(What is needed) Wherever "data" appears in a line of the listing, report that line.

(Listed records)

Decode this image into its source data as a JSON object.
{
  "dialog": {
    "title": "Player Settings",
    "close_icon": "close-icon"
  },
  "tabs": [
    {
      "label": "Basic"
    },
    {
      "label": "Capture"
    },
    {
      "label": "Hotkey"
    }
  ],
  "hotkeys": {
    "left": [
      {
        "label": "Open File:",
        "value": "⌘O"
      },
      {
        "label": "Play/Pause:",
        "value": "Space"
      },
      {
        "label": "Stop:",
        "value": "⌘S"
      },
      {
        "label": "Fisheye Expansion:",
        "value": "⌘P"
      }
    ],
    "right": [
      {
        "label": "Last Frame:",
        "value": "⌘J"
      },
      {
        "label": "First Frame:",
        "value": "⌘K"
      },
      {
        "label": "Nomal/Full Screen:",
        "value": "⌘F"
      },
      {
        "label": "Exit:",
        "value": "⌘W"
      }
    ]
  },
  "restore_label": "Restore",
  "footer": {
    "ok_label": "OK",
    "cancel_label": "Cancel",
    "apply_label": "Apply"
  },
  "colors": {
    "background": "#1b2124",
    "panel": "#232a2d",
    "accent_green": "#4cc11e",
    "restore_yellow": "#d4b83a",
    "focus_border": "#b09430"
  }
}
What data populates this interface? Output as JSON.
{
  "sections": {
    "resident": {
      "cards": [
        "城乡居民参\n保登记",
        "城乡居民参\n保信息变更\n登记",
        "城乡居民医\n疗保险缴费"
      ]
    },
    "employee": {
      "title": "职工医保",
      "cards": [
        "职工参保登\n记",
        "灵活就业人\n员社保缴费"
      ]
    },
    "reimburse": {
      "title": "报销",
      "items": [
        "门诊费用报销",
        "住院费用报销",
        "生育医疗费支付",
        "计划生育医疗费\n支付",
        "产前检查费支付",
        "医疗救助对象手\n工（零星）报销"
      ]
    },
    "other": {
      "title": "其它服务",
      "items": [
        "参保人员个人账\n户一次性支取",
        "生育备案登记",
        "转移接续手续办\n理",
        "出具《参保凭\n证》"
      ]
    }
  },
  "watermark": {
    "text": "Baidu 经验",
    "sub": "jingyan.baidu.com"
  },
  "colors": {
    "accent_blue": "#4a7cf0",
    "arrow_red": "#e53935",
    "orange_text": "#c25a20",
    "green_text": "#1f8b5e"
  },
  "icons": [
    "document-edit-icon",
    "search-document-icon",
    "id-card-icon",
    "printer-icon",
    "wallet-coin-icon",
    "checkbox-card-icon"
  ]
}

(Result)
Decode this image into its source data as a JSON object.
What data populates this interface? Output as JSON.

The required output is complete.